Stored dataset items:
__________________________________________________
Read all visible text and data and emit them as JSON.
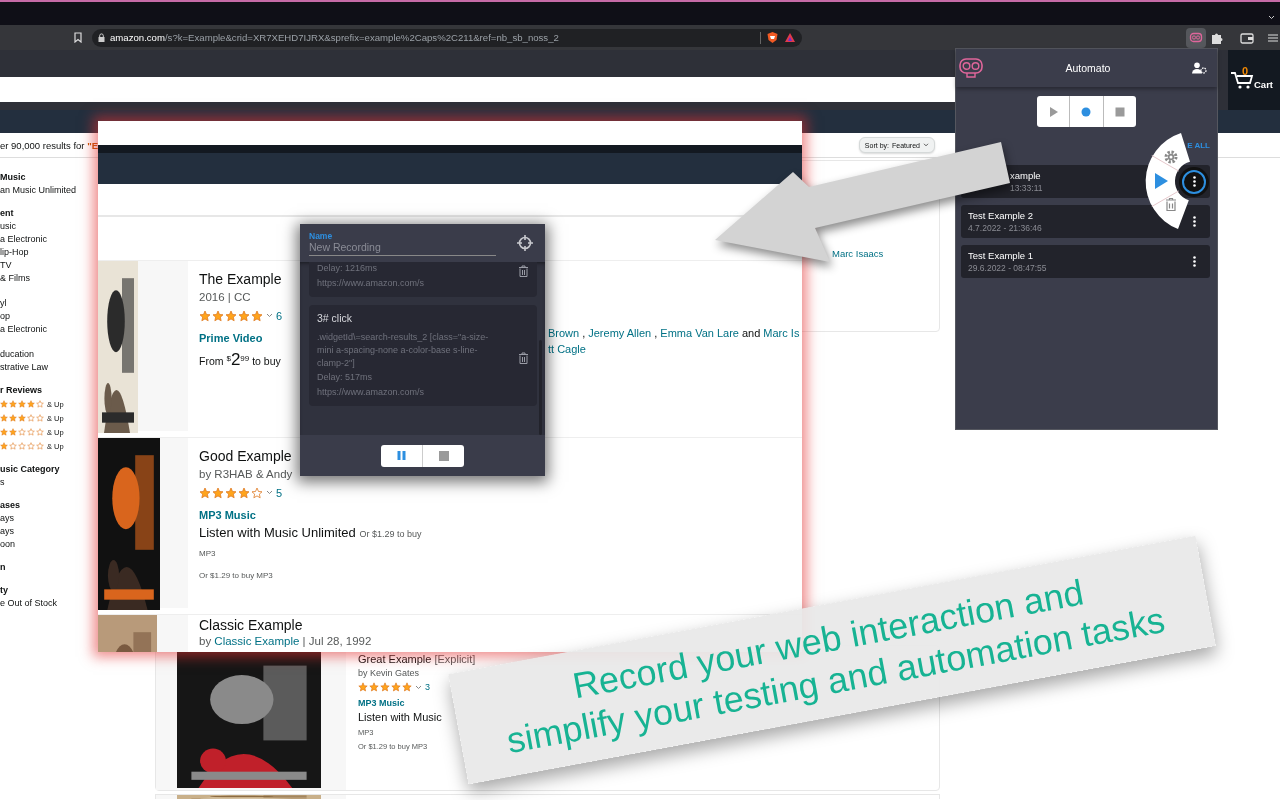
{
  "browser": {
    "url_host": "amazon.com",
    "url_path": "/s?k=Example&crid=XR7XEHD7IJRX&sprefix=example%2Caps%2C211&ref=nb_sb_noss_2",
    "extension_active": true
  },
  "store": {
    "cart_count": "0",
    "cart_label": "Cart",
    "results_prefix": "er 90,000 results for ",
    "results_query": "\"E",
    "sort_label": "Sort by:",
    "sort_value": "Featured"
  },
  "filters": [
    {
      "heading": "Music",
      "items": [
        "an Music Unlimited"
      ]
    },
    {
      "heading": "ent",
      "items": [
        "usic",
        "a Electronic",
        "lip-Hop",
        "TV",
        "& Films"
      ]
    },
    {
      "items": [
        "yl",
        "op",
        "a Electronic"
      ]
    },
    {
      "items": [
        "ducation",
        "strative Law"
      ]
    },
    {
      "heading": "r Reviews",
      "ratings": [
        {
          "stars": 4,
          "label": "& Up"
        },
        {
          "stars": 3,
          "label": "& Up"
        },
        {
          "stars": 2,
          "label": "& Up"
        },
        {
          "stars": 1,
          "label": "& Up"
        }
      ]
    },
    {
      "heading": "usic Category",
      "items": [
        "s"
      ]
    },
    {
      "heading": "ases",
      "items": [
        "ays",
        "ays",
        "oon"
      ]
    },
    {
      "heading": "n"
    },
    {
      "heading": "ty",
      "items": [
        "e Out of Stock"
      ]
    }
  ],
  "results": [
    {
      "kind": "credit",
      "text": "Marc Isaacs"
    },
    {
      "kind": "product",
      "title": "Great Example",
      "title_note": "[Explicit]",
      "byline": "by Kevin Gates",
      "stars": 5,
      "reviews": "3",
      "format": "MP3 Music",
      "offer": "Listen with Music",
      "format_small": "MP3",
      "price_line": "Or $1.29 to buy MP3"
    },
    {
      "kind": "picture"
    }
  ],
  "sheet": {
    "products": [
      {
        "title": "The Example",
        "byline": "2016  |  CC",
        "stars": 5,
        "reviews": "6",
        "format": "Prime Video",
        "price": {
          "lead": "From",
          "currency": "$",
          "whole": "2",
          "fraction": "99",
          "tail": "to buy"
        },
        "credits": [
          {
            "text": "Brown",
            "link": true
          },
          {
            "text": ",",
            "link": false
          },
          {
            "text": "Jeremy Allen",
            "link": true
          },
          {
            "text": ",",
            "link": false
          },
          {
            "text": "Emma Van Lare",
            "link": true
          },
          {
            "text": "and",
            "link": false
          },
          {
            "text": "Marc Is",
            "link": true
          }
        ],
        "credits_more": "tt Cagle"
      },
      {
        "title": "Good Example",
        "byline": "by R3HAB & Andy",
        "stars": 4,
        "reviews": "5",
        "format": "MP3 Music",
        "offer": "Listen with Music Unlimited",
        "offer_note": "Or $1.29 to buy",
        "format_small": "MP3",
        "price_line": "Or $1.29 to buy MP3"
      },
      {
        "title": "Classic Example",
        "byline": "by",
        "byline_link": "Classic Example",
        "byline_date": "|  Jul 28, 1992"
      }
    ]
  },
  "recorder": {
    "name_label": "Name",
    "name_placeholder": "New Recording",
    "recording": true,
    "steps": [
      {
        "delay": "Delay: 1216ms",
        "url": "https://www.amazon.com/s"
      },
      {
        "title": "3# click",
        "selector": ".widgetId\\=search-results_2 [class=\"a-size-mini a-spacing-none a-color-base s-line-clamp-2\"]",
        "delay": "Delay: 517ms",
        "url": "https://www.amazon.com/s"
      }
    ]
  },
  "automato": {
    "title": "Automato",
    "controls": [
      {
        "kind": "play",
        "active": false
      },
      {
        "kind": "record",
        "active": true
      },
      {
        "kind": "stop",
        "active": false
      }
    ],
    "delete_all": "E ALL",
    "recordings": [
      {
        "name": "xample",
        "date": "13:33:11",
        "menu_open": true
      },
      {
        "name": "Test Example 2",
        "date": "4.7.2022 - 21:36:46",
        "menu_open": false
      },
      {
        "name": "Test Example 1",
        "date": "29.6.2022 - 08:47:55",
        "menu_open": false
      }
    ]
  },
  "caption": {
    "line_1": "Record your web interaction and",
    "line_2": "simplify your testing and automation tasks"
  }
}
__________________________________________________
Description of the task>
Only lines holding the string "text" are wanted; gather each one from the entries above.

Solved exercise>
Read all visible text and data and emit them as JSON.
      "text": "Marc Isaacs"
            "text": "Brown",
            "text": ",",
            "text": "Jeremy Allen",
            "text": ",",
            "text": "Emma Van Lare",
            "text": "and",
            "text": "Marc Is",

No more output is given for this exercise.